▶ **Exercise aim**:
Reproduce every entry exactly and leave its pictures out.

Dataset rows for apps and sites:

---------------

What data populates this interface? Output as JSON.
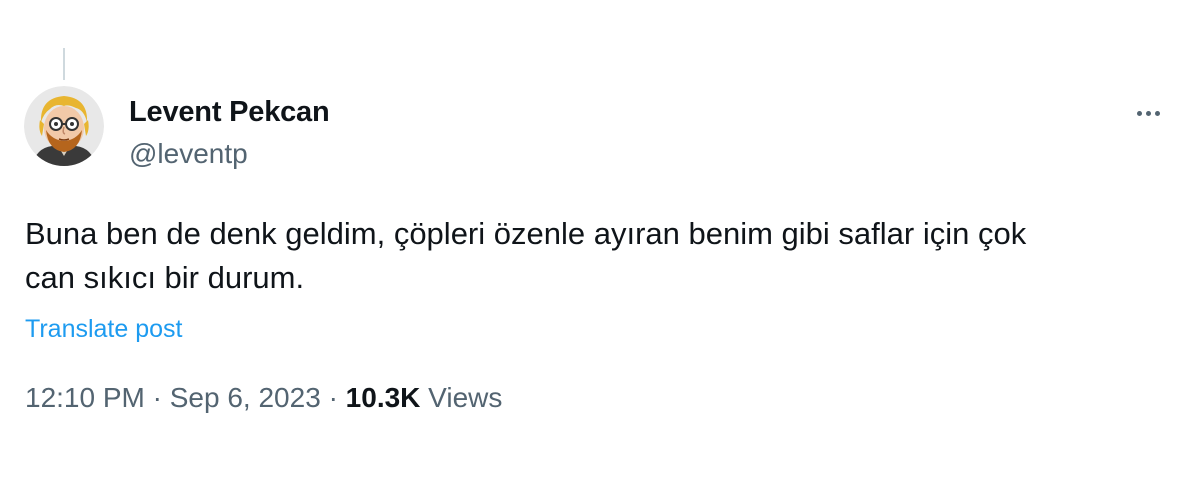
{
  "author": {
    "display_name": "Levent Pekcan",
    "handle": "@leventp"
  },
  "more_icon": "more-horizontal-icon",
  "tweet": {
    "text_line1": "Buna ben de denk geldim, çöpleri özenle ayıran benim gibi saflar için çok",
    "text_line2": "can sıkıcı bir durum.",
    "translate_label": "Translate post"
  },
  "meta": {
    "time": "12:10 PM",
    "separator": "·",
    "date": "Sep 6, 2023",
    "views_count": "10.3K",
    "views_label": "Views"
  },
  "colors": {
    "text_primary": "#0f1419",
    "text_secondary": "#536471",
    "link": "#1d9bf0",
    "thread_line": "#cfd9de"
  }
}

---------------

▶ **Answer to this problem**:
What data populates this interface? Output as JSON.
{
  "author": {
    "display_name": "Levent Pekcan",
    "handle": "@leventp"
  },
  "more_icon": "more-horizontal-icon",
  "tweet": {
    "text_line1": "Buna ben de denk geldim, çöpleri özenle ayıran benim gibi saflar için çok",
    "text_line2": "can sıkıcı bir durum.",
    "translate_label": "Translate post"
  },
  "meta": {
    "time": "12:10 PM",
    "separator": "·",
    "date": "Sep 6, 2023",
    "views_count": "10.3K",
    "views_label": "Views"
  },
  "colors": {
    "text_primary": "#0f1419",
    "text_secondary": "#536471",
    "link": "#1d9bf0",
    "thread_line": "#cfd9de"
  }
}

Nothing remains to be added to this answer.